A longtime Buddhist philosopher’s near-death experience proves life-altering, enlightening, and horrifying.
Bercholz, the founder of Shambhala Publications, offers a grandly produced graphic memoir chronicling his “ineffable” descent into the volcanic depths of what he perceived as a retributive “Buddhist underworld.” Believing he has experienced death twice, the author details his early life in San Francisco, where he swapped a budding career in political science for book publishing and a “complete Buddhist education” under the tutelage of meditation master Trungpa Rinpoche. On a pilgrimage to India, Bercholz contracted typhus fever, and he recalls following a bright light after hovering painlessly above his hospitalized body. His second deathly encounter arrived three decades later when, in his 60s, he developed a severe post-surgical blood infection and was thrust into a swirling netherworld of volcanic hellfire stacked with writhing bodies and populated by a host of “Hell-beings,” some helpful, some frightening. Bercholz creates character-driven vignettes symbolizing and personifying the “qualities of the myriad denizens of hell” as he’d viewed them personally and from corresponding Buddhist cosmology. These creative allegories tell how the tortured souls became trapped by their unfortunate choices during life. With colorful prose, the author charts his descent into a netherworld guided by a benevolent, sublime, gender-fluid being he dubs the “Buddha of Hell.” The book is strikingly illustrated by celebrated Tibetan artist Thaye, who collaborated with Bercholz in surmounting the narrative’s greatest challenge in “devising a visual language inspired by my cryptic utterances without trying to depict them in the literal sense.” Eventually, the author was miraculously pulled back to consciousness, but he remains forever changed by his surreal travels. A work of mixed genres, Bercholz’s fiery expedition, while extraordinarily frightening, seems to direct readers toward living a good, clean life in the here and now, since the conditions of one’s post-mortem future may very well depend on it.

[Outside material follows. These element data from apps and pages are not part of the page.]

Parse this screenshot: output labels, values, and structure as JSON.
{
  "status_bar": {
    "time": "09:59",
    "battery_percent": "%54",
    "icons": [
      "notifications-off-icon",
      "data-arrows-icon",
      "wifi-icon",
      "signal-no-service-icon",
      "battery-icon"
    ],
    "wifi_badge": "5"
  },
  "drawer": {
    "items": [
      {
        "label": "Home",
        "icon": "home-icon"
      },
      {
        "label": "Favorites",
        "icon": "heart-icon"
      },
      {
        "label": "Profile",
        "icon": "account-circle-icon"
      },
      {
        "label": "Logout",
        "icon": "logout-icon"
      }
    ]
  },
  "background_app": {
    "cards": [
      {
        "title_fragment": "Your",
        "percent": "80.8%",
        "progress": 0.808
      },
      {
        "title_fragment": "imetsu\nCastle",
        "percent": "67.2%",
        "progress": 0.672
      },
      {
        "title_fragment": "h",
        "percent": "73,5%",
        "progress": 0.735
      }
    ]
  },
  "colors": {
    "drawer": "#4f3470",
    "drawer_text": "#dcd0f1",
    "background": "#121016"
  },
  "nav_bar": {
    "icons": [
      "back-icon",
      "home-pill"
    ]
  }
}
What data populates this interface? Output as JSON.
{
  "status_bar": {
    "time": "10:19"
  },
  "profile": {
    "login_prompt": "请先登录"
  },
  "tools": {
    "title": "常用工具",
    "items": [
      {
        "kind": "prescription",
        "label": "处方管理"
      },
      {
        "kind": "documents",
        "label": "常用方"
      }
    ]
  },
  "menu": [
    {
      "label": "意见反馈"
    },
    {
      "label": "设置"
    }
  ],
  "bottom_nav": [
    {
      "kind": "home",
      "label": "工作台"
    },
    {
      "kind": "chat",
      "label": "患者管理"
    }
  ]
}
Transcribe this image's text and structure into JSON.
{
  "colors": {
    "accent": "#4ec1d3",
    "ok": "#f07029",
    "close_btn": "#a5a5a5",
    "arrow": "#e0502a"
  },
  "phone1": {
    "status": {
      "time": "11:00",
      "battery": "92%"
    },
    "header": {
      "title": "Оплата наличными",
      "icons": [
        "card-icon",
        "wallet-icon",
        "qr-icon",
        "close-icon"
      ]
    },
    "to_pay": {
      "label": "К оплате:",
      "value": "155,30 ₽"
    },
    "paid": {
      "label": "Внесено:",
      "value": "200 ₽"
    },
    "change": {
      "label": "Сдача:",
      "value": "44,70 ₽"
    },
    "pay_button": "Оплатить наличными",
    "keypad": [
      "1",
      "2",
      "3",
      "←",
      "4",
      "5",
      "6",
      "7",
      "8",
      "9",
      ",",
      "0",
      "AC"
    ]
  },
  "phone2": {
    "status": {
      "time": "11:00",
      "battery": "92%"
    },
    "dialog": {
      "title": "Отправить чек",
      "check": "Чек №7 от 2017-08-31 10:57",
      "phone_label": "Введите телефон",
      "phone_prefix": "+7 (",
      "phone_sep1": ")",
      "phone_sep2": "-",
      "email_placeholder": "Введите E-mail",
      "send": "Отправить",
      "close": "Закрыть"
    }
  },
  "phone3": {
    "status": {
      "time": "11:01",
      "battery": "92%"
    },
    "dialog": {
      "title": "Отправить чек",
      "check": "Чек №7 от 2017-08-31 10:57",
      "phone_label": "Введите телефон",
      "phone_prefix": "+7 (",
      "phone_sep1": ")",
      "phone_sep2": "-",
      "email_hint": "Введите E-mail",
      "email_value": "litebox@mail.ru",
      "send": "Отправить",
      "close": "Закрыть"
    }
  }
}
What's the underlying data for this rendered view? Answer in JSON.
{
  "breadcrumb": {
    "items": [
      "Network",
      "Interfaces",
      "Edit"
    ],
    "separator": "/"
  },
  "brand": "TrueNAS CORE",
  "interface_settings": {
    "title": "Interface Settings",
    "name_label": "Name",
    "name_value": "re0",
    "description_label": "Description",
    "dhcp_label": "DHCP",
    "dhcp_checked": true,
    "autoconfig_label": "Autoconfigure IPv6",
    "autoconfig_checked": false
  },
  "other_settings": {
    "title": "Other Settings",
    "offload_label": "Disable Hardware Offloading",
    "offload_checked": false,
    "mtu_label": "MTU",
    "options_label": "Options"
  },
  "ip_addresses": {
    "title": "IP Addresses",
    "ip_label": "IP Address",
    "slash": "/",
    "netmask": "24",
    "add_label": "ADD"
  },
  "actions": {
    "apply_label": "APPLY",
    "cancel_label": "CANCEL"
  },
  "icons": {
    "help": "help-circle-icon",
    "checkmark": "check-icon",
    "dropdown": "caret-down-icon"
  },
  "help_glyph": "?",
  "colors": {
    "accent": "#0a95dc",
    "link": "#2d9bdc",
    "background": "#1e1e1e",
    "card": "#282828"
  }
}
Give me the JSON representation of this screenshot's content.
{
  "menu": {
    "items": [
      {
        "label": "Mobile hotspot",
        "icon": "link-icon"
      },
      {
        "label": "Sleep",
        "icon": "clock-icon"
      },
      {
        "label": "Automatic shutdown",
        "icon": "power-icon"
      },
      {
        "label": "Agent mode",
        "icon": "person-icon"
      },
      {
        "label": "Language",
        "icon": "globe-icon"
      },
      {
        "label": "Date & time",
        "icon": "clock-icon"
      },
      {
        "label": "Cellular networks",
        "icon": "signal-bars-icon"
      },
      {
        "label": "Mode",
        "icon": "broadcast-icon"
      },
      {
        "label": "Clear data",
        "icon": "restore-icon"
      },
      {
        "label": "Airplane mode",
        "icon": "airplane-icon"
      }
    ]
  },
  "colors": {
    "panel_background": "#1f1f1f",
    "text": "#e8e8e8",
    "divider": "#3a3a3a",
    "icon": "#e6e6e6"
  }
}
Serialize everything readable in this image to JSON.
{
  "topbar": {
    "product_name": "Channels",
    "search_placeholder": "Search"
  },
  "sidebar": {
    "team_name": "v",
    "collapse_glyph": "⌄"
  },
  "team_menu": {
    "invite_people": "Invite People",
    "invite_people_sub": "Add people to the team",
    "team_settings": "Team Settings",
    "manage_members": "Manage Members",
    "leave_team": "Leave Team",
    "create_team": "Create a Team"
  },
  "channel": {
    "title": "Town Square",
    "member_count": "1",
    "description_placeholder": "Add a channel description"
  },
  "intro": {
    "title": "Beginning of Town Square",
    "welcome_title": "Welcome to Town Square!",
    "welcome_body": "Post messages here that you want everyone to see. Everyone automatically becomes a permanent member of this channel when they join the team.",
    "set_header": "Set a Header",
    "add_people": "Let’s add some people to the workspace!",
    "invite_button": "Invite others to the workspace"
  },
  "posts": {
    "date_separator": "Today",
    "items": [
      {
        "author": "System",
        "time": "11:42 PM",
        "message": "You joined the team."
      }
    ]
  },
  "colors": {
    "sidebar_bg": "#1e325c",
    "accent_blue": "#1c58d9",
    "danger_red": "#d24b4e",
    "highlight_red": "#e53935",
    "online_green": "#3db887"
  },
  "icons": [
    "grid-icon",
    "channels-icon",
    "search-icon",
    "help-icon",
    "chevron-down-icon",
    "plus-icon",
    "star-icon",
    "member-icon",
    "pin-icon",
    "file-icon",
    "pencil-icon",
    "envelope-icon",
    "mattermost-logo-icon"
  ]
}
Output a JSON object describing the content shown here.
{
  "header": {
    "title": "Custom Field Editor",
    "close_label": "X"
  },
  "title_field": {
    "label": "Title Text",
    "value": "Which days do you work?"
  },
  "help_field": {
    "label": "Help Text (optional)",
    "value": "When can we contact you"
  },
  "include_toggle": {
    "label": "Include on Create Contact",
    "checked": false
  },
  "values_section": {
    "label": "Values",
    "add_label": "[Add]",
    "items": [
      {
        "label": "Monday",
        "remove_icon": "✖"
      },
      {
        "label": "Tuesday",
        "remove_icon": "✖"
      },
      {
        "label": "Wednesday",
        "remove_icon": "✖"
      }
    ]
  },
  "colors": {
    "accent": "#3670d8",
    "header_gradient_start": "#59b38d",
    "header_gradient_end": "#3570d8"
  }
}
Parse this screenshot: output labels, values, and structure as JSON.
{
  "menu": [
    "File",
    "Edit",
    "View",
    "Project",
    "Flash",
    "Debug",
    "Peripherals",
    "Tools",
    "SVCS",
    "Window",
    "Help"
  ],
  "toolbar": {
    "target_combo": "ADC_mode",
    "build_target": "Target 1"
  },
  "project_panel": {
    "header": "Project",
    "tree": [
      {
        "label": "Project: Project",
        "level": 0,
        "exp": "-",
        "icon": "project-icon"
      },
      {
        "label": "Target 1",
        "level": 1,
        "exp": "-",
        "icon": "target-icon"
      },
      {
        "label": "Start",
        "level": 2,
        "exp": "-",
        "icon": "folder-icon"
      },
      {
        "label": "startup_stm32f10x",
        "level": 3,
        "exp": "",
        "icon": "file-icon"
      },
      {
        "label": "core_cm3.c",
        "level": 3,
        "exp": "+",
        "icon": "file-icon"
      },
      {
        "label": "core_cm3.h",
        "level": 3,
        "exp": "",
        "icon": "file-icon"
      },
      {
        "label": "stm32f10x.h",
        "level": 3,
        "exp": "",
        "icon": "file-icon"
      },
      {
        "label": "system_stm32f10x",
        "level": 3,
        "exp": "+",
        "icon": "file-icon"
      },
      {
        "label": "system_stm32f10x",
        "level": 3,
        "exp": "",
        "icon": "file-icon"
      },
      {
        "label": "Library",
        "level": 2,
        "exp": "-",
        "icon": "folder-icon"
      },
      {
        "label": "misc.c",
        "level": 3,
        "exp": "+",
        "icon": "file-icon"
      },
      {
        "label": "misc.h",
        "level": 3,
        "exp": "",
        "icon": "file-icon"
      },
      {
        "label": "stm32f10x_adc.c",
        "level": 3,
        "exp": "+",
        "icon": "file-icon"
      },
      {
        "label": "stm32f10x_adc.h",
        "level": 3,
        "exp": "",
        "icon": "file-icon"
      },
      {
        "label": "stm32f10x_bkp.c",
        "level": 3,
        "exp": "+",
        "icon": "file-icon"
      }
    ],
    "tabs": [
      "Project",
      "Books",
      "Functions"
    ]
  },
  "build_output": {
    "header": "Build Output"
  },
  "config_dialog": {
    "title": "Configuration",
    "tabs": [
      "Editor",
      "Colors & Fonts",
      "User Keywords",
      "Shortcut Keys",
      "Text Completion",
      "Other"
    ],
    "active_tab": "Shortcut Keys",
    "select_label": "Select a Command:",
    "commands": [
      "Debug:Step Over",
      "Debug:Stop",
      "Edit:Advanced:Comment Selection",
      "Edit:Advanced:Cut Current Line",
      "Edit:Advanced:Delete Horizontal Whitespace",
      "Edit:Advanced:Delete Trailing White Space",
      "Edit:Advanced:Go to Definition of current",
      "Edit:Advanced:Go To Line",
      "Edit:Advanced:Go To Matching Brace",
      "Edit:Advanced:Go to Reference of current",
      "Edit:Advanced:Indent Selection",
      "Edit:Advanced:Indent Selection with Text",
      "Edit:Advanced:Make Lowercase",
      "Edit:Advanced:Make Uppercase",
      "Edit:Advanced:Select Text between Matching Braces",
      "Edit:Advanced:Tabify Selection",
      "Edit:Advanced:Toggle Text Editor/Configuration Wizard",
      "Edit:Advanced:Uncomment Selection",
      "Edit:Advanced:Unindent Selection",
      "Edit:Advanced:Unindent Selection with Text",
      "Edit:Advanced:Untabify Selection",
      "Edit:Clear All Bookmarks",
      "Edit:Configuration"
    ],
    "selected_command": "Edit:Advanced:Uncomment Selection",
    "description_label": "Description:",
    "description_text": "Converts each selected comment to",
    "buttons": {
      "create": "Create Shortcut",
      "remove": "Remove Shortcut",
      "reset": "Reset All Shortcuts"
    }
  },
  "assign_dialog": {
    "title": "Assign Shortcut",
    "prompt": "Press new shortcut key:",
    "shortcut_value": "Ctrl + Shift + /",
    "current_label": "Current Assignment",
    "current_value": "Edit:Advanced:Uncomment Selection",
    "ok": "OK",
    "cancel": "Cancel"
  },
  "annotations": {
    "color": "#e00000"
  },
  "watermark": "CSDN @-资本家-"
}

Darkly fascinating and artfully spirited, the author’s cautionary reawakening is a potent rumination on death and what lies beyond.